    Mr. Justice BATTLE'S opinion in the Wilson-Hunter case states the law to be that "No right or title can be gained against the owner by mere possession." In order that an action by the record owner may be barred, says Judge BATTLE, ". . . the possession must be actual, open, continuous, hostile, exclusive, and be accompanied by an intent to hold adversely and `in derogation of' and not in `conformity with' the rights of the true owner." Thus (quoting from Alexander v. Wheeler, 69 Ala. 340), "[If one intends] to claim . . . only to the real or *Page 468 true boundary line, . . . such possession would not be adverse or hostile to the true owner."

    A witness named Newman testified that as driver of a candy truck he frequently "parked" on Lot Seven. This practice continued over a period of years, preceding the building of a residence on the property. No objection was made by either of the Winstons when Newman used the driveway, nor did anyone else complain.

    While in no sense conclusive of an original, a continuing, or a subsequent intent to hold adversely, nevertheless purchase proposals by Mrs. Winston, or overtures seemingly having that purpose in view (made before use by the Winstons had continued for seven years), were circumstances postulating that when Tucker began building in 1941 the hostile attitude subsequently asserted by the owners of Lot Six did not exist. Mr. Justice RIDDICK held in the Shirey-Whitlow case that evidence of this nature is admissible, although he was dealing with the defendant's recognition of rights inferentially acknowledged after the statutory period had run.

    With the exception of litigation arising through claims of public easement or right of way, most adverse possession litigation arises because landowners in rural areas do not at the time object to what is later asserted to be an encroachment.

    In the case at bar the evidence is unsatisfactory regarding extent to which the driveway was defined, although admittedly it was partially graveled. Its constant width was not precisely given, although in general terms the distance south of the Winston residence is spoken of as seven and a half feet.

    We think that Vaughan Winston's testimony, and evidence in his behalf, satisfies this proposition: that Jackson, without intending to infringe upon the property of his neighbor, but acting at a time when use of the land did not offend the true owner, curved the course of his driveway; but by this conduct there was no conscious or subconscious intent to "raise the flag of claim," or to *Page 469 commit an improper act. When the Winstons purchased, they merely presumed that the driveway was on Lot Six; and, continuing to utilize it in this manner, no adverse design was entertained until 1941. It is true one of the appellees testified that use made of the property was "as a matter of right," and there were other similar expressions. All these must be read in connection with the particular circumstance, with other testimony by the same witness, with relationship of the parties, and then compared with what they did and said. Our conclusion is that the so-called hostile notice to appellants and their predecessors in title (if in fact the result now sought was ever contemplated) was not actual in the sense that it gave information; and the acts were not of a nature to give constructive warning.

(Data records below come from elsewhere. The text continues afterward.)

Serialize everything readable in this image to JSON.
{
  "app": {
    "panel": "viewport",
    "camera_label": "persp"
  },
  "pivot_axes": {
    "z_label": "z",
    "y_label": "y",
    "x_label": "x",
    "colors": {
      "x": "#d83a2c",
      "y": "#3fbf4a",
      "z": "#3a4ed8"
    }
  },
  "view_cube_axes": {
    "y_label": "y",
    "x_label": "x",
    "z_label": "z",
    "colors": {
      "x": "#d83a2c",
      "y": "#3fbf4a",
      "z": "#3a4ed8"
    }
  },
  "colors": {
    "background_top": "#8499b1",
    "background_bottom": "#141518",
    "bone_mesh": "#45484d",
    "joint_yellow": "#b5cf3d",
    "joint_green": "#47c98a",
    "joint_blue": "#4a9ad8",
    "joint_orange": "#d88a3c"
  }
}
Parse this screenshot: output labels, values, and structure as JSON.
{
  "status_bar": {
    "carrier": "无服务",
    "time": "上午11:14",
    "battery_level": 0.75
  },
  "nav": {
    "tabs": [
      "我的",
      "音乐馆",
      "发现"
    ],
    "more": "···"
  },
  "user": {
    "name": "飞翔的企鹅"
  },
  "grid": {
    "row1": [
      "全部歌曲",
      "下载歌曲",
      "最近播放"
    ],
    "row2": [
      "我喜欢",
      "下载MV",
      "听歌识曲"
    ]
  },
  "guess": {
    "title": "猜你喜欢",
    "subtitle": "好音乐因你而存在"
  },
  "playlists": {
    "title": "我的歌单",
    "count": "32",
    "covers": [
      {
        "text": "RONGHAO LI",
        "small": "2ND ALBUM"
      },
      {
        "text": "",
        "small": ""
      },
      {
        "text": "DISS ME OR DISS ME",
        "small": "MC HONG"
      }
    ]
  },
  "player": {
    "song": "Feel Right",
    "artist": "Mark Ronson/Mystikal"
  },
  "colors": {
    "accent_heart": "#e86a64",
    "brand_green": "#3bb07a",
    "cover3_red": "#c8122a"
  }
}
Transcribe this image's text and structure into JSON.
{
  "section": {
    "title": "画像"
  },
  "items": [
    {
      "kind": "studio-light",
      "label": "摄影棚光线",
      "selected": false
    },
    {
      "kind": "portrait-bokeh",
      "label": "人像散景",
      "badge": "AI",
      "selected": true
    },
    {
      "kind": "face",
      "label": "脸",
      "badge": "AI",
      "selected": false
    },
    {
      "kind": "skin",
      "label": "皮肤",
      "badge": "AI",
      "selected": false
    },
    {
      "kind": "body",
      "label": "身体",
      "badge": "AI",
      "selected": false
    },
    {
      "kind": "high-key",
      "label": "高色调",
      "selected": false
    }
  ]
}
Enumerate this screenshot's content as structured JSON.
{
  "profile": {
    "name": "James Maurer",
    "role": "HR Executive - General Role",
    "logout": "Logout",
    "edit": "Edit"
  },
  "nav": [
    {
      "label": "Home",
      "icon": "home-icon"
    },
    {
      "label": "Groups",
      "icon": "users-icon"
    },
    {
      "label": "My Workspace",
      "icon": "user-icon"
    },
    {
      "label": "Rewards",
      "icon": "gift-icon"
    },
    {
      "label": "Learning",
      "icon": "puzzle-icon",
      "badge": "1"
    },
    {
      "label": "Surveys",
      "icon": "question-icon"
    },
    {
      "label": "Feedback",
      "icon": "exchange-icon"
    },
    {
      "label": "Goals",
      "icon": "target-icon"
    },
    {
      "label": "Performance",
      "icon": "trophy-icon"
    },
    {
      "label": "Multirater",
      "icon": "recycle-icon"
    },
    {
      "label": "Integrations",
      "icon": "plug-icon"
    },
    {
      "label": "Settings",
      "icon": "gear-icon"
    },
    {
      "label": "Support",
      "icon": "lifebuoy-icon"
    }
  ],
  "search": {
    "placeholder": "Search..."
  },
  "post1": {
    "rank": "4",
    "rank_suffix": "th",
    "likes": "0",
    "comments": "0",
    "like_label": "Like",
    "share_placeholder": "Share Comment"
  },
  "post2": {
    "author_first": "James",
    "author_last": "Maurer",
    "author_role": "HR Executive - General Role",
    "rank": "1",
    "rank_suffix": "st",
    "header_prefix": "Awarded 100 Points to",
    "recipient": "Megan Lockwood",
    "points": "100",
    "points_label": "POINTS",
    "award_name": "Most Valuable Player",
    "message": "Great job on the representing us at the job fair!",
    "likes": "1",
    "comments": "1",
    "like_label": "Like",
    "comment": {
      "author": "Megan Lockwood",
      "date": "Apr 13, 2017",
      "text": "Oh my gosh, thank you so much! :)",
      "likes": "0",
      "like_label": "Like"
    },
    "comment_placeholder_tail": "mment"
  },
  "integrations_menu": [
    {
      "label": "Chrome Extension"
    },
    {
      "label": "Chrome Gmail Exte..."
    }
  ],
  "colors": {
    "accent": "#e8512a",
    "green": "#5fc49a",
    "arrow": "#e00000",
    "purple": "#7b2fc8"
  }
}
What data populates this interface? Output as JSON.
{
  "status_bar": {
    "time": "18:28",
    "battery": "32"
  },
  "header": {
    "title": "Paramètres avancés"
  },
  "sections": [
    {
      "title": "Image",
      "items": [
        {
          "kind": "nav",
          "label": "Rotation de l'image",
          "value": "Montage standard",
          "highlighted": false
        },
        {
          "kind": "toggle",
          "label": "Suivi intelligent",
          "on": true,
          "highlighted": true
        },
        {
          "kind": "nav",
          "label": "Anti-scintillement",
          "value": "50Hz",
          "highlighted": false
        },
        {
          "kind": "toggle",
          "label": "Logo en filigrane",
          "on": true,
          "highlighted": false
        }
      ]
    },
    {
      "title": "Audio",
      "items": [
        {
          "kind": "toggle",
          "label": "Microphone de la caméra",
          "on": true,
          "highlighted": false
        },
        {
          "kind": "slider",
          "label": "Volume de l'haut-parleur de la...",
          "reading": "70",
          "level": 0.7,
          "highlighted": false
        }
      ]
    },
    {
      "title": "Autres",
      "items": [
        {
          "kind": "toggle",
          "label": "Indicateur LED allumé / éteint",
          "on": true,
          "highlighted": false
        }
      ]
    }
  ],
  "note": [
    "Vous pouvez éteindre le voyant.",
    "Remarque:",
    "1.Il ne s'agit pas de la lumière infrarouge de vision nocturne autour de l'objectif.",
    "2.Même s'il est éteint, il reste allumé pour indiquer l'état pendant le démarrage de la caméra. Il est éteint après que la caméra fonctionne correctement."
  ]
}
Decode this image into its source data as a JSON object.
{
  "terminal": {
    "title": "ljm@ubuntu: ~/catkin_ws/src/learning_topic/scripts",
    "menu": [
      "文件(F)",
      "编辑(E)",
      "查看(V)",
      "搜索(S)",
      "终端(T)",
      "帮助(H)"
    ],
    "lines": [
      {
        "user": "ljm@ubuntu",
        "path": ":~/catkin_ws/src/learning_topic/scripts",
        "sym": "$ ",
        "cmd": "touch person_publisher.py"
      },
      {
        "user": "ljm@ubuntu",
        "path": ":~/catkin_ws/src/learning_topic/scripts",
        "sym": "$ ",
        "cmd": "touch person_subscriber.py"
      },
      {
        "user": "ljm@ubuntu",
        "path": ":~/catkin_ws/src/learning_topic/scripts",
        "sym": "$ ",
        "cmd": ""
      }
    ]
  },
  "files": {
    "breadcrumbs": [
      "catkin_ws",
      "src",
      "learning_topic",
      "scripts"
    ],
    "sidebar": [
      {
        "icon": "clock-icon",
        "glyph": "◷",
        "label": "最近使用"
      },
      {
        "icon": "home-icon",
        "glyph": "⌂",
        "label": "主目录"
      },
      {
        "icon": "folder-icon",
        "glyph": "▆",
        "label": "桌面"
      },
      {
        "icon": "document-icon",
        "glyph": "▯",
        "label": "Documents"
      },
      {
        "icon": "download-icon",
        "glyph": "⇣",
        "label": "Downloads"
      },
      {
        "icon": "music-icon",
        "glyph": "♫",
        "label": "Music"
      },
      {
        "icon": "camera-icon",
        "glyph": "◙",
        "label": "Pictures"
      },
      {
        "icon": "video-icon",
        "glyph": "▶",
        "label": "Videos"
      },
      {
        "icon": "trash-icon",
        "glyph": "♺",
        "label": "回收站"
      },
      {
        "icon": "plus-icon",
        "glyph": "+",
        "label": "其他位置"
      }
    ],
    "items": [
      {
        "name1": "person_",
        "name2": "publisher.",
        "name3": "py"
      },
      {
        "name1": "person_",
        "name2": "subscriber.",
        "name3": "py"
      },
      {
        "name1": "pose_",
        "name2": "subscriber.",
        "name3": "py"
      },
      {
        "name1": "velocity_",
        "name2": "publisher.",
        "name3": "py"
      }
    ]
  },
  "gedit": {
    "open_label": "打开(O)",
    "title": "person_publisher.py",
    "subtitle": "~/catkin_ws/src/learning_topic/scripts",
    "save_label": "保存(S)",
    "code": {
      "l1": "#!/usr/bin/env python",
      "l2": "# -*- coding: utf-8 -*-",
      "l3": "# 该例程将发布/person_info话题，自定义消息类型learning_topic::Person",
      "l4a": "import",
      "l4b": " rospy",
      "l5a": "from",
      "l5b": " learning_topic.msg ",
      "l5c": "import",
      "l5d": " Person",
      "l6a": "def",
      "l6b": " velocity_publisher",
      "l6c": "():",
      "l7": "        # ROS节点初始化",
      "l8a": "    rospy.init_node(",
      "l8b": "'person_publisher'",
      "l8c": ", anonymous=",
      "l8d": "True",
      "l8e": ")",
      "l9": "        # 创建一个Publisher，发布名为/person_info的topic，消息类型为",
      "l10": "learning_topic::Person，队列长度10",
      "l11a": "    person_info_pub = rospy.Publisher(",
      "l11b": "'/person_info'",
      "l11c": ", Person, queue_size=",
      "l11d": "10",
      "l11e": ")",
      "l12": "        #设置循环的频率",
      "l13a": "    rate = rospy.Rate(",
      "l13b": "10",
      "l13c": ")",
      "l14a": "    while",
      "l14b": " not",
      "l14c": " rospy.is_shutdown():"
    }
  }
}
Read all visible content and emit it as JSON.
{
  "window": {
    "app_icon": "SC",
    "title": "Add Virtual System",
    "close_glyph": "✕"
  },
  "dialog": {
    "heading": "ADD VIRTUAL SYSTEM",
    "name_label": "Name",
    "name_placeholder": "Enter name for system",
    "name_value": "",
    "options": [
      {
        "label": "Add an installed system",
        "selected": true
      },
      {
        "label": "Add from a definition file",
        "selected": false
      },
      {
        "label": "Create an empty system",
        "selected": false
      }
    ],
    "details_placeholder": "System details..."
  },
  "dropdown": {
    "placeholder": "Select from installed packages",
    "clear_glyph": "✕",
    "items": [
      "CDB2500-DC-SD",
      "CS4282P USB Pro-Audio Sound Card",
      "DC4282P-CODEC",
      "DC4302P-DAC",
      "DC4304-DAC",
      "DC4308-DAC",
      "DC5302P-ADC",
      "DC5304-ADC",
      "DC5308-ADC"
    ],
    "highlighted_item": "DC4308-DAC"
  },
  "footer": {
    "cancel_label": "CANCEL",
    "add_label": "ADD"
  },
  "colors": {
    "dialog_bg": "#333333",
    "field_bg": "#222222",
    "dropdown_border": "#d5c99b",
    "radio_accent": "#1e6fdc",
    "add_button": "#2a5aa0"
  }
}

    The decree is reversed. The cause is remanded with directions to dissolve the injunction.

    1 Legal description is Lot Seven, Block Five, C. S. Stifft's Addition to the City of Little Rock.